• Data records:
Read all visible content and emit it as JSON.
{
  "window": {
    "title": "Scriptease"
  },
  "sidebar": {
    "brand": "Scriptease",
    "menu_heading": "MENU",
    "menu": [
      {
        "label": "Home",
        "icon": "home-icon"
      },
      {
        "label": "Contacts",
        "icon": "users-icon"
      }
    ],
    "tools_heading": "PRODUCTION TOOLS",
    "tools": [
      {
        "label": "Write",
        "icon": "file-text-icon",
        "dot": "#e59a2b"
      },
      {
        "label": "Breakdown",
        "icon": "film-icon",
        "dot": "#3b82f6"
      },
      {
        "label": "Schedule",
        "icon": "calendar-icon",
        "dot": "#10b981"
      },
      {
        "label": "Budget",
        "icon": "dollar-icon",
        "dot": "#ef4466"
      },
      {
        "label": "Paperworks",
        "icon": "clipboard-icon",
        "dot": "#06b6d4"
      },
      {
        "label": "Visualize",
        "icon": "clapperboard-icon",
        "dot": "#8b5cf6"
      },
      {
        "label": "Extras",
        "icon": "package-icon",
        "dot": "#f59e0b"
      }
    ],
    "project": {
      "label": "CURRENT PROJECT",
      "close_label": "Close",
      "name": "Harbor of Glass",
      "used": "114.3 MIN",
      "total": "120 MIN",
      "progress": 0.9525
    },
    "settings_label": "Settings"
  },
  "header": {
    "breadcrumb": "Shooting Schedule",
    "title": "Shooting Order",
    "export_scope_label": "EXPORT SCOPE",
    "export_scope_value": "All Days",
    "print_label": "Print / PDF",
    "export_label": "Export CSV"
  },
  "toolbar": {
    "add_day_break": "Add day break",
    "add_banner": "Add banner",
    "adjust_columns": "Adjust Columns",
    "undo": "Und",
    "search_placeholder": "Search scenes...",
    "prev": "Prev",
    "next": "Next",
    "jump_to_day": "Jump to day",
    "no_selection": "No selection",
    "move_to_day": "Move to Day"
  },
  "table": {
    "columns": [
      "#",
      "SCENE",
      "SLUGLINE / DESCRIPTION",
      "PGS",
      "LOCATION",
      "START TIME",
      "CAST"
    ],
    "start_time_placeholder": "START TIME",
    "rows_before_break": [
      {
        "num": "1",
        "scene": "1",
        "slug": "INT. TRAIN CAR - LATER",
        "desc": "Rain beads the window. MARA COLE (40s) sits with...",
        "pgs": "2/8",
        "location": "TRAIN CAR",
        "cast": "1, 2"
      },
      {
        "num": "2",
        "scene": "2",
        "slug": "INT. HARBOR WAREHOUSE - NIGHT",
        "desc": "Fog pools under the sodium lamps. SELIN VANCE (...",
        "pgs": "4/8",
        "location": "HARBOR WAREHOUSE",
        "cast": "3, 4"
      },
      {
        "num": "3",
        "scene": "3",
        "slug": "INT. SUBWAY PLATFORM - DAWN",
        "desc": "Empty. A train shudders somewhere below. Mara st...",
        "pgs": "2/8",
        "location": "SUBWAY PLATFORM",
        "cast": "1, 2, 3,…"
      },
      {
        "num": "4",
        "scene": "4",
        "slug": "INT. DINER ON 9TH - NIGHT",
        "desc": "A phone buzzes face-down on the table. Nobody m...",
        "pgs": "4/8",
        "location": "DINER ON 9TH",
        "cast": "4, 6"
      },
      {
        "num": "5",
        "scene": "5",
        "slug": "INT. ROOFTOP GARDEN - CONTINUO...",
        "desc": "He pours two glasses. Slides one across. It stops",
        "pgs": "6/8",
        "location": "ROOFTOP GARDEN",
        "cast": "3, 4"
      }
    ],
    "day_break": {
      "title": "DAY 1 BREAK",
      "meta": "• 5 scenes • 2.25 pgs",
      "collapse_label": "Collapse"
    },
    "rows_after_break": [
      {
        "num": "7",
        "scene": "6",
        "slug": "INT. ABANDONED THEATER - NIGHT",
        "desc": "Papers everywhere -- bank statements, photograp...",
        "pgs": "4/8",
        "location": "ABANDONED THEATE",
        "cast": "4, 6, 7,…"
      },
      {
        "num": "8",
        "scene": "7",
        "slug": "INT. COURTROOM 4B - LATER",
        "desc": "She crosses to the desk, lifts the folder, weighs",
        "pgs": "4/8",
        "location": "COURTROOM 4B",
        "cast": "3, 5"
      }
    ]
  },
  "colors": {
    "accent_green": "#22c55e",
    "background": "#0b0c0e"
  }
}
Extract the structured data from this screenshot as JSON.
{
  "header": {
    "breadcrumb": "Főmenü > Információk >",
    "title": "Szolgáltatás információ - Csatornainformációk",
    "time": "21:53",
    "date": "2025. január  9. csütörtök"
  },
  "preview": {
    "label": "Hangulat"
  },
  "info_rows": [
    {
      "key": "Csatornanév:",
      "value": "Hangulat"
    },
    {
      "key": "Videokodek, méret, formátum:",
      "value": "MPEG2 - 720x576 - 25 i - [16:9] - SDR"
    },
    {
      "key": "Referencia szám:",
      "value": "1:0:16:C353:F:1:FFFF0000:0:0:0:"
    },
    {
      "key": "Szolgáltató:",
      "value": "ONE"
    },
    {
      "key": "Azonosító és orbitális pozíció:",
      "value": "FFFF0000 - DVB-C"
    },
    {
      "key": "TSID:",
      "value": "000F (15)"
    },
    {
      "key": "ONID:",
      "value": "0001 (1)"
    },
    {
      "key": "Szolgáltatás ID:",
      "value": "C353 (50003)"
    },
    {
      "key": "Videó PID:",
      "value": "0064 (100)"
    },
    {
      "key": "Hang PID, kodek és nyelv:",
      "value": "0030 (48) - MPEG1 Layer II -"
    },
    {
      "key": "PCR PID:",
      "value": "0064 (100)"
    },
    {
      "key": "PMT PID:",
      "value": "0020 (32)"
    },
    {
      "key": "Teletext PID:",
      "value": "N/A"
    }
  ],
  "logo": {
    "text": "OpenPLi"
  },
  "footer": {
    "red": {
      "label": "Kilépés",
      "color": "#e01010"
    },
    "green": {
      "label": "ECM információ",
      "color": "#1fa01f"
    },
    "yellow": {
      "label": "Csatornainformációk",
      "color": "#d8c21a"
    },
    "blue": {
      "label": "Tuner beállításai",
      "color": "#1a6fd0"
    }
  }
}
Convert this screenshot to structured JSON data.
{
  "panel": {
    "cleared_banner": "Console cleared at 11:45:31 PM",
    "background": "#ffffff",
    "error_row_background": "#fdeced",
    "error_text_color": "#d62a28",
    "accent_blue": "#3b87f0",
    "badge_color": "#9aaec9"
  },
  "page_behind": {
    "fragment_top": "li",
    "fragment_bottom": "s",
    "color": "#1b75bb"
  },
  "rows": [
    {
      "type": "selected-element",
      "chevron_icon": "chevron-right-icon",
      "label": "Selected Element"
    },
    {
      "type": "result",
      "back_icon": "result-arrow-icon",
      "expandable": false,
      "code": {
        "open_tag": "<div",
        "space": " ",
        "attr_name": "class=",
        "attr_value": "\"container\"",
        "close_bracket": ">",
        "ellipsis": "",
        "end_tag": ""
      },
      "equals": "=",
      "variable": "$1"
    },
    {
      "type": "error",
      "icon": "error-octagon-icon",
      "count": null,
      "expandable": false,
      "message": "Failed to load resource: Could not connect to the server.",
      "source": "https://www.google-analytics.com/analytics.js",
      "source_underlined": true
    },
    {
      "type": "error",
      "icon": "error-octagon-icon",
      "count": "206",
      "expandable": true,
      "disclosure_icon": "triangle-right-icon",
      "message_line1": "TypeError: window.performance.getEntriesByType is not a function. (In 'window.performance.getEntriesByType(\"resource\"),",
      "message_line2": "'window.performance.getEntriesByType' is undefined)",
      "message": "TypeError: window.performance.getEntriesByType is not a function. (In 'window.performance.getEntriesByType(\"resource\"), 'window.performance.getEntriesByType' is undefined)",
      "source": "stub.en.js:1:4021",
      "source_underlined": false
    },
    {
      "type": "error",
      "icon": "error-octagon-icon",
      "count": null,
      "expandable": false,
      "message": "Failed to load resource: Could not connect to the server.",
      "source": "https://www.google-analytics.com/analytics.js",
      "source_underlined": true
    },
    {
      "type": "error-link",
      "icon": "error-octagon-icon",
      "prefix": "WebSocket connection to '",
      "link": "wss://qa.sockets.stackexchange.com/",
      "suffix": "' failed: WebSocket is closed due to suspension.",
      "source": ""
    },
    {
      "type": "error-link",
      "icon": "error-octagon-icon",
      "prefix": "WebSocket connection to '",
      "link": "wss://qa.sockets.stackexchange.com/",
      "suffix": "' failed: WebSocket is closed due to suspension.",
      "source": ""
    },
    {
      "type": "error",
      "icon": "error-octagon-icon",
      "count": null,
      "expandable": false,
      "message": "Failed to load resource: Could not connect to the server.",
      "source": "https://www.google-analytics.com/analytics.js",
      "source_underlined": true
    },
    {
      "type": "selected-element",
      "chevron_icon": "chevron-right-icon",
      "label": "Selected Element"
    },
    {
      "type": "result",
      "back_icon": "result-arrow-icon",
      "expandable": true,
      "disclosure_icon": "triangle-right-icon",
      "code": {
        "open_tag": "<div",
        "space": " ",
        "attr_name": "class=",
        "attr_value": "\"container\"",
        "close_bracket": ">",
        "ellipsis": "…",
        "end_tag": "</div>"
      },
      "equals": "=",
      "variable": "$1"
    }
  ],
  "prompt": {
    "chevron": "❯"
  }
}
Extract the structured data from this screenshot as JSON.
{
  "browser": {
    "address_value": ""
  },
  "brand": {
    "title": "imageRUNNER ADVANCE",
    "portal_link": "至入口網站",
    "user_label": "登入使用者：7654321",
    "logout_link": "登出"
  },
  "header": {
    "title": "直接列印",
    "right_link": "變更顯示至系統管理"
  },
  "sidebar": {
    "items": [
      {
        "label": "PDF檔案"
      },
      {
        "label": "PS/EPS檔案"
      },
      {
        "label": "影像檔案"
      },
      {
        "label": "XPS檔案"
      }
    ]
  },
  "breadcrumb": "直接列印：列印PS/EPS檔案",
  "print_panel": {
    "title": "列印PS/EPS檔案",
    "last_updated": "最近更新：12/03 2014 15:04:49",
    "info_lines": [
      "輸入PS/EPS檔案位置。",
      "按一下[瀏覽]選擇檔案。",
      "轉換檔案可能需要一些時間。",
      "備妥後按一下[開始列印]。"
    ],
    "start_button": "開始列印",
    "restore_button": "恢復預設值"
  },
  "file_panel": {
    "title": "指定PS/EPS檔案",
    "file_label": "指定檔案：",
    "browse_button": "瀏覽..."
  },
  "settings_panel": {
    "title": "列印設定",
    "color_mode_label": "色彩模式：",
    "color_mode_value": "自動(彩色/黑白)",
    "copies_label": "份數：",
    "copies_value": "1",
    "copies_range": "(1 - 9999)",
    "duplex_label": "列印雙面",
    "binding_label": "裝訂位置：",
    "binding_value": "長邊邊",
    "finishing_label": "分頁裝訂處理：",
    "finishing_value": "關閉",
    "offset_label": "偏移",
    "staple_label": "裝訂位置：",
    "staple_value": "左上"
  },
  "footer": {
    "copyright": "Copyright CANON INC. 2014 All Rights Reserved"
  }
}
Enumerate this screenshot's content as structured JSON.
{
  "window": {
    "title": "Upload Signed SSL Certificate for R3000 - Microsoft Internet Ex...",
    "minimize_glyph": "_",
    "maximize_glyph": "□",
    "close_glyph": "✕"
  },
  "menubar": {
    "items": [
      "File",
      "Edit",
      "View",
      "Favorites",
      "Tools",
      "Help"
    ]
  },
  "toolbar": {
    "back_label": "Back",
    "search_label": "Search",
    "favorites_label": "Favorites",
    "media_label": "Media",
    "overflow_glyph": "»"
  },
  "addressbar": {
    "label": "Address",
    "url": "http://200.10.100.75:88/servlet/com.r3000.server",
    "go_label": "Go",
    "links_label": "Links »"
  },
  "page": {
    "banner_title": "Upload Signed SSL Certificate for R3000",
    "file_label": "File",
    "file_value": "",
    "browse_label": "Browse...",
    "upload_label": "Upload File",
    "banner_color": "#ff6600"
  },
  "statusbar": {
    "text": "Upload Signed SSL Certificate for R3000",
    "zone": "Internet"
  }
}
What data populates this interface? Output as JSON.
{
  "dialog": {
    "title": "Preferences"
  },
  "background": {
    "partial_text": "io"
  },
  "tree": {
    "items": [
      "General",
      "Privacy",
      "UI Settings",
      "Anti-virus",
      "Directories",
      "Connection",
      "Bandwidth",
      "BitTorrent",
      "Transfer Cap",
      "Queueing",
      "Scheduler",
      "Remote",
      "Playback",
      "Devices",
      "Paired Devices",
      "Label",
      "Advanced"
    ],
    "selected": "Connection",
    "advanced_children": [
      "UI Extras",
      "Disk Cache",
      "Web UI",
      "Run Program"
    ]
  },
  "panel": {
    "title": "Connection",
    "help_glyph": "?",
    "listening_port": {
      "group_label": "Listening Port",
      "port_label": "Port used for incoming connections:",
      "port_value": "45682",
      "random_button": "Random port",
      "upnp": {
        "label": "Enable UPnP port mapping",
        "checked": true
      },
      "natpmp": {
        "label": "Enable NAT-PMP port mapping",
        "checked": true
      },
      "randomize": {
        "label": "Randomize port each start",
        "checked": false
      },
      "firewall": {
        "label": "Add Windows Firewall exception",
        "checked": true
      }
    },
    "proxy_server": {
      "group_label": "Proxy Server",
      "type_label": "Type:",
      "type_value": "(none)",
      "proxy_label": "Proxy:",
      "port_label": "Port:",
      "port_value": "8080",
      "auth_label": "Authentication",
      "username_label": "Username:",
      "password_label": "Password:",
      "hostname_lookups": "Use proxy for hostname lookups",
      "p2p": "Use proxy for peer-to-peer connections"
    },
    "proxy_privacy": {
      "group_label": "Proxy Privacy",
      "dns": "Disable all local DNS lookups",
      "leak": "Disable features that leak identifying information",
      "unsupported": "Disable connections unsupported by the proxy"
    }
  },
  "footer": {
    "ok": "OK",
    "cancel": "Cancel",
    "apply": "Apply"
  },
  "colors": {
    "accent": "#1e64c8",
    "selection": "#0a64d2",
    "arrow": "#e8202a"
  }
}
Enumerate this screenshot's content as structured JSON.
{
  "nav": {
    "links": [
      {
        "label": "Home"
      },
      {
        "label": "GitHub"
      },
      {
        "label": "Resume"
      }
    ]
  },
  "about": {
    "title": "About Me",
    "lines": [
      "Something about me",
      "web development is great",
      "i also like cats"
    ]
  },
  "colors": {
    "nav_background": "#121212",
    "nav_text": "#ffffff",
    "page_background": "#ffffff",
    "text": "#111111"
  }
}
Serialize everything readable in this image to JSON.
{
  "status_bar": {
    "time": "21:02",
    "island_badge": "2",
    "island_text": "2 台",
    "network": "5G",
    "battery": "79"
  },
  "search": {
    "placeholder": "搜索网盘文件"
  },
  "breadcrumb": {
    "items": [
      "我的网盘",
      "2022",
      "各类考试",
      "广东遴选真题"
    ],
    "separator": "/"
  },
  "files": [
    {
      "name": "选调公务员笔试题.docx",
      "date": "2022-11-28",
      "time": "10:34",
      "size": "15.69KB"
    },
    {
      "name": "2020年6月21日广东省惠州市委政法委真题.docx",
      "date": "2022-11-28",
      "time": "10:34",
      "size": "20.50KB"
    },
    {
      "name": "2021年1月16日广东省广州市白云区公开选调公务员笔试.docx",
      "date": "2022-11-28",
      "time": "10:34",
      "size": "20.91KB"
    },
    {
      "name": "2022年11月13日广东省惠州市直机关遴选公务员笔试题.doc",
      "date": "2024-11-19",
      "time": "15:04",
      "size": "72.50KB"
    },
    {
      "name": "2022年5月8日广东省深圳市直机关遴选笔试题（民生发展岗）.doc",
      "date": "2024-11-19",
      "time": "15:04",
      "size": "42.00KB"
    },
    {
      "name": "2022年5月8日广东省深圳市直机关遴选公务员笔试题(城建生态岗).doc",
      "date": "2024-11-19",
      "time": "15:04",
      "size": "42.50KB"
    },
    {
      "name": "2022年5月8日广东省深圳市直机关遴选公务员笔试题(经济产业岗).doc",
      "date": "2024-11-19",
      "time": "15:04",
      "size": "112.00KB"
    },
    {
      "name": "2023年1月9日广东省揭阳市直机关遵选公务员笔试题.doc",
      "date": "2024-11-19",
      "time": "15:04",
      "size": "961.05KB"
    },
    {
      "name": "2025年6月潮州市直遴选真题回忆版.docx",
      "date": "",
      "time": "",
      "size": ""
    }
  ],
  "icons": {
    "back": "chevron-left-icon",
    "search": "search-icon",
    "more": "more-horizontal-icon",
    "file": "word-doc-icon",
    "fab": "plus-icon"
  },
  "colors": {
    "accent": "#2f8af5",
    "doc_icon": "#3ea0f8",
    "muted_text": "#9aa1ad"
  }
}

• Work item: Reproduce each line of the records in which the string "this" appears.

• Expected answer:
Extract the structured data from this screenshot as JSON.
Convert this screenshot to structured JSON data.
Extract the structured data from this screenshot as JSON.
Enumerate this screenshot's content as structured JSON.
What data populates this interface? Output as JSON.
Enumerate this screenshot's content as structured JSON.
Serialize everything readable in this image to JSON.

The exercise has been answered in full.